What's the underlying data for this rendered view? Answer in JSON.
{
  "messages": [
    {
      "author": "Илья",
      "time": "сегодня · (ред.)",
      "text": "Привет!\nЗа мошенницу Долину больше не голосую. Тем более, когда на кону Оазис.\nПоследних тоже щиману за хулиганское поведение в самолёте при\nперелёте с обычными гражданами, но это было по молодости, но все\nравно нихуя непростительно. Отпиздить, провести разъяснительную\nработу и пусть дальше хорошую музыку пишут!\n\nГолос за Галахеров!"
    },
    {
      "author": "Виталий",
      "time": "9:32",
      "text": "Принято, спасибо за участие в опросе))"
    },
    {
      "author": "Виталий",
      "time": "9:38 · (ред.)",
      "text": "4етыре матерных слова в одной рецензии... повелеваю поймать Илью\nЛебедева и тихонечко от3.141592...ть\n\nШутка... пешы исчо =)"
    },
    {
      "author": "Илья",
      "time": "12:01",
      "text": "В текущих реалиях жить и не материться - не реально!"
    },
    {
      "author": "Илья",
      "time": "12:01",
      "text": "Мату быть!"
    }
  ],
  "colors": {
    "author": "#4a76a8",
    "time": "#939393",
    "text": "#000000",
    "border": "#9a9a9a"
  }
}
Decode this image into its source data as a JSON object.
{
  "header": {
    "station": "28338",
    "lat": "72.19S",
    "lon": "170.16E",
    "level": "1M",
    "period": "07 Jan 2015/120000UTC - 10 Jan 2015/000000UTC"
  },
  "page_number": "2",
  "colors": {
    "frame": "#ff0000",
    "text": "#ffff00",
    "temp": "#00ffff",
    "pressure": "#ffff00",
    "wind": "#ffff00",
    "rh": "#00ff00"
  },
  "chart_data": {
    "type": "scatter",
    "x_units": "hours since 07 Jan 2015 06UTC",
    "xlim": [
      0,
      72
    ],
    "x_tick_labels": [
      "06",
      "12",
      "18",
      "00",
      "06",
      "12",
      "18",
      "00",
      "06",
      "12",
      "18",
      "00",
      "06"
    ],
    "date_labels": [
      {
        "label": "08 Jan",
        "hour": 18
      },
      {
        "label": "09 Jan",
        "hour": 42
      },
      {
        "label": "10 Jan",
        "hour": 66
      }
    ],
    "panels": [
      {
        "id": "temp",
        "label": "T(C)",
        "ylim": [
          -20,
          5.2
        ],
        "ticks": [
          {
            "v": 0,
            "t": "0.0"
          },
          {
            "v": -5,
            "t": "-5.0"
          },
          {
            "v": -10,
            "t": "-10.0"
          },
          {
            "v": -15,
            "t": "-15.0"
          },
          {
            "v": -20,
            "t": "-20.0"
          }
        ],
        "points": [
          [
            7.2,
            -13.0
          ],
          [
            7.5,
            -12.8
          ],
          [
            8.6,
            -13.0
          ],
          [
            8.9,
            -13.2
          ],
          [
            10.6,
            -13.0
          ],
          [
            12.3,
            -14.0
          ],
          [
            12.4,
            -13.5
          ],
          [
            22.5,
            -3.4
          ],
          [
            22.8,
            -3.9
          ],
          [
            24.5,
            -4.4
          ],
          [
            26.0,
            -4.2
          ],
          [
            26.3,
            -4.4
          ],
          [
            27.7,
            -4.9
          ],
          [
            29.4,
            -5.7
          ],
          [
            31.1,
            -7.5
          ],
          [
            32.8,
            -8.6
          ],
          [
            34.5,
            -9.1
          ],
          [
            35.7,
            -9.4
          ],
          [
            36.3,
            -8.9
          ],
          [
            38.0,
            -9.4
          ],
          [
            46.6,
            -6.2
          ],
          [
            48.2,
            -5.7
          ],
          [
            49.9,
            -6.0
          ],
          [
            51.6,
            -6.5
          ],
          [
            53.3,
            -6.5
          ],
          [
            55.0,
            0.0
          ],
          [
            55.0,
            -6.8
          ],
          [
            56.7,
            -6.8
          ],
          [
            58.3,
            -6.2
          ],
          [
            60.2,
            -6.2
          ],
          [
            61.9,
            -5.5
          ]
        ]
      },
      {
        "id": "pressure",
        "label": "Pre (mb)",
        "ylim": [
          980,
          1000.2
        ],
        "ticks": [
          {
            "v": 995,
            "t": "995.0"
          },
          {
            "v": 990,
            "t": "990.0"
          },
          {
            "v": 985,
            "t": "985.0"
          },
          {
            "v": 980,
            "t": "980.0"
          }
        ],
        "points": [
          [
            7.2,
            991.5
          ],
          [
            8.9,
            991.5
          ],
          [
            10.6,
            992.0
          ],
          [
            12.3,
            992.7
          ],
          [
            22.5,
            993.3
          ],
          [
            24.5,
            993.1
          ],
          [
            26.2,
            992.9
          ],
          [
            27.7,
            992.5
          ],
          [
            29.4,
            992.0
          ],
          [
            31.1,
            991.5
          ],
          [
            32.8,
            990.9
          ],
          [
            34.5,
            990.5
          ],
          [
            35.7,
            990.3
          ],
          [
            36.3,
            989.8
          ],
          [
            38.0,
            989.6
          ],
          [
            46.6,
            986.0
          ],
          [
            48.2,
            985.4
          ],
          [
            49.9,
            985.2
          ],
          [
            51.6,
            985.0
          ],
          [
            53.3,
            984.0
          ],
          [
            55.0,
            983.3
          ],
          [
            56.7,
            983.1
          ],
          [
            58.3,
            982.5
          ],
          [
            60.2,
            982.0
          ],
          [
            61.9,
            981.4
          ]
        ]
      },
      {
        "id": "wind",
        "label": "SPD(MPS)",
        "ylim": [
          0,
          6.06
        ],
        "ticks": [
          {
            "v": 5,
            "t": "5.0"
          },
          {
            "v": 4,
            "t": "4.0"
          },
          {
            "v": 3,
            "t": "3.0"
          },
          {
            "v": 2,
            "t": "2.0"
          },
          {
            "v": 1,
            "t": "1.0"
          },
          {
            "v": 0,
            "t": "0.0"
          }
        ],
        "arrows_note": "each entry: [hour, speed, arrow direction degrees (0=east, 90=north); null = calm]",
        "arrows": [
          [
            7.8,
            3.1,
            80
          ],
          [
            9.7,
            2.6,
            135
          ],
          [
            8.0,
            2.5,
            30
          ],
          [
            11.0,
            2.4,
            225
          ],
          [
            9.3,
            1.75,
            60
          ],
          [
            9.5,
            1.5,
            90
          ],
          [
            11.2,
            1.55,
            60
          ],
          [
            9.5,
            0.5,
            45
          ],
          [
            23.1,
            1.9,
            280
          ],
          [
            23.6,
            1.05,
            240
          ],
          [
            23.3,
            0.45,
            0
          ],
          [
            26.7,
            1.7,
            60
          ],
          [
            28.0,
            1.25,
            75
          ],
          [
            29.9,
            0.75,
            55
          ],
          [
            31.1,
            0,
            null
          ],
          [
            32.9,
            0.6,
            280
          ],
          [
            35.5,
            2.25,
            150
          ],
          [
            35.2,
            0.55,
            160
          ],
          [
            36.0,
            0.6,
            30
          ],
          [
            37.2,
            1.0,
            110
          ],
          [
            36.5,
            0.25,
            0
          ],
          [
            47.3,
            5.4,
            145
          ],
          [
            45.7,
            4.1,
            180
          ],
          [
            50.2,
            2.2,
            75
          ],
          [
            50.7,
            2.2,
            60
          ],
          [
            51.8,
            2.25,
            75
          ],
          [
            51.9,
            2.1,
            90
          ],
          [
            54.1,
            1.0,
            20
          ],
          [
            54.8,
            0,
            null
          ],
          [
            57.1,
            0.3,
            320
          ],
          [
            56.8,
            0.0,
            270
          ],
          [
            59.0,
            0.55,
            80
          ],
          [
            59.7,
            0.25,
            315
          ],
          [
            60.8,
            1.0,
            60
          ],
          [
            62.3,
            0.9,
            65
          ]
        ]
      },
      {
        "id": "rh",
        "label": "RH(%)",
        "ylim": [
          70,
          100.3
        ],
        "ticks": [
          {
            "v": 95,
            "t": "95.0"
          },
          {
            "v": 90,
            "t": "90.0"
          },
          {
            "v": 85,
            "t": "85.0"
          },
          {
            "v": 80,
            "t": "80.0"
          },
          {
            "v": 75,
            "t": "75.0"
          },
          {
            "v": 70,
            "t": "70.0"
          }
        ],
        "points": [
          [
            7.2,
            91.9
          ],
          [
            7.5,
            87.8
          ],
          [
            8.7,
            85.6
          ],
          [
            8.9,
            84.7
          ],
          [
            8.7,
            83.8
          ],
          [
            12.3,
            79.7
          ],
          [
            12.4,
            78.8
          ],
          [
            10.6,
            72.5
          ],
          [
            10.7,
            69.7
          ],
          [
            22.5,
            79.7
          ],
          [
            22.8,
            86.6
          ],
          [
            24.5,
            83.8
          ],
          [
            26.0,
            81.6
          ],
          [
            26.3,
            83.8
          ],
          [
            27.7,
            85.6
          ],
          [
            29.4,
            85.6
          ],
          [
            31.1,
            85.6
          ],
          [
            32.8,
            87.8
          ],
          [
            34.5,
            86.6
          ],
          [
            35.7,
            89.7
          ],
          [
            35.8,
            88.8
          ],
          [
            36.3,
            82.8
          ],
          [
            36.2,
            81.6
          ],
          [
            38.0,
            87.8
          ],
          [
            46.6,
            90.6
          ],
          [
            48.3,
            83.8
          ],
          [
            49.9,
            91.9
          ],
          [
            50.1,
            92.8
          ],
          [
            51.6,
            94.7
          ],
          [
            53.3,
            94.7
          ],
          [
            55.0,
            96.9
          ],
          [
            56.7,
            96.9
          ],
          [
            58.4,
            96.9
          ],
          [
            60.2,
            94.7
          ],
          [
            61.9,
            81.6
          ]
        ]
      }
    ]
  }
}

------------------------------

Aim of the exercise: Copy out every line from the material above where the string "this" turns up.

Answer space:
What's the underlying data for this rendered view? Answer in JSON.
Decode this image into its source data as a JSON object.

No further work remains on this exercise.